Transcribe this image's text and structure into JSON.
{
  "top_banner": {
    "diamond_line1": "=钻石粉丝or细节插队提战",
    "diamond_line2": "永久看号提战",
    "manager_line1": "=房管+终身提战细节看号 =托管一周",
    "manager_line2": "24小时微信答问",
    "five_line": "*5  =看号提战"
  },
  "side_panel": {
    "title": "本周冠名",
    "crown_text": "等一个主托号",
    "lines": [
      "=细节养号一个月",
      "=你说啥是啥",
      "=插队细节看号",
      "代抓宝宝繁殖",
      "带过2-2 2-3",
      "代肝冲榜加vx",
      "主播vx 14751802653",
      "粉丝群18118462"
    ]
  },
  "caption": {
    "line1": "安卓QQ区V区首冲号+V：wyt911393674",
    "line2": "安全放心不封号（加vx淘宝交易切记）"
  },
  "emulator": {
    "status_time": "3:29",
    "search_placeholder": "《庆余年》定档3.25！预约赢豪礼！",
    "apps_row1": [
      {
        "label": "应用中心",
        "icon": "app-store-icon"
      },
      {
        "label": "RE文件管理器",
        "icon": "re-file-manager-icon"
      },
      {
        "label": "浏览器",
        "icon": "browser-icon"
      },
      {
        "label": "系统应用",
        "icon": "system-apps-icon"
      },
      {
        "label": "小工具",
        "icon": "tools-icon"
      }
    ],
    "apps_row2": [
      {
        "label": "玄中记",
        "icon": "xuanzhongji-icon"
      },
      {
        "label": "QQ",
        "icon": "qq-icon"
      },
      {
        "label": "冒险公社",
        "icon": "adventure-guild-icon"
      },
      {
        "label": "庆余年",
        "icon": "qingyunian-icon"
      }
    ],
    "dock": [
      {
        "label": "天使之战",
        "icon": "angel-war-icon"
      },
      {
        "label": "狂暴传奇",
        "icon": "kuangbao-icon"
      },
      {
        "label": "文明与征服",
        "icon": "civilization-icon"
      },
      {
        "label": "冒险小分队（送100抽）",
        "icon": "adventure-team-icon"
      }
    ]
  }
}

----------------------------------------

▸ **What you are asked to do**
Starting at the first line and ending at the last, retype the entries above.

▸ **Result for this exercise**
Transcribe this image's text and structure into JSON.
{
  "top_banner": {
    "diamond_line1": "=钻石粉丝or细节插队提战",
    "diamond_line2": "永久看号提战",
    "manager_line1": "=房管+终身提战细节看号 =托管一周",
    "manager_line2": "24小时微信答问",
    "five_line": "*5  =看号提战"
  },
  "side_panel": {
    "title": "本周冠名",
    "crown_text": "等一个主托号",
    "lines": [
      "=细节养号一个月",
      "=你说啥是啥",
      "=插队细节看号",
      "代抓宝宝繁殖",
      "带过2-2 2-3",
      "代肝冲榜加vx",
      "主播vx 14751802653",
      "粉丝群18118462"
    ]
  },
  "caption": {
    "line1": "安卓QQ区V区首冲号+V：wyt911393674",
    "line2": "安全放心不封号（加vx淘宝交易切记）"
  },
  "emulator": {
    "status_time": "3:29",
    "search_placeholder": "《庆余年》定档3.25！预约赢豪礼！",
    "apps_row1": [
      {
        "label": "应用中心",
        "icon": "app-store-icon"
      },
      {
        "label": "RE文件管理器",
        "icon": "re-file-manager-icon"
      },
      {
        "label": "浏览器",
        "icon": "browser-icon"
      },
      {
        "label": "系统应用",
        "icon": "system-apps-icon"
      },
      {
        "label": "小工具",
        "icon": "tools-icon"
      }
    ],
    "apps_row2": [
      {
        "label": "玄中记",
        "icon": "xuanzhongji-icon"
      },
      {
        "label": "QQ",
        "icon": "qq-icon"
      },
      {
        "label": "冒险公社",
        "icon": "adventure-guild-icon"
      },
      {
        "label": "庆余年",
        "icon": "qingyunian-icon"
      }
    ],
    "dock": [
      {
        "label": "天使之战",
        "icon": "angel-war-icon"
      },
      {
        "label": "狂暴传奇",
        "icon": "kuangbao-icon"
      },
      {
        "label": "文明与征服",
        "icon": "civilization-icon"
      },
      {
        "label": "冒险小分队（送100抽）",
        "icon": "adventure-team-icon"
      }
    ]
  }
}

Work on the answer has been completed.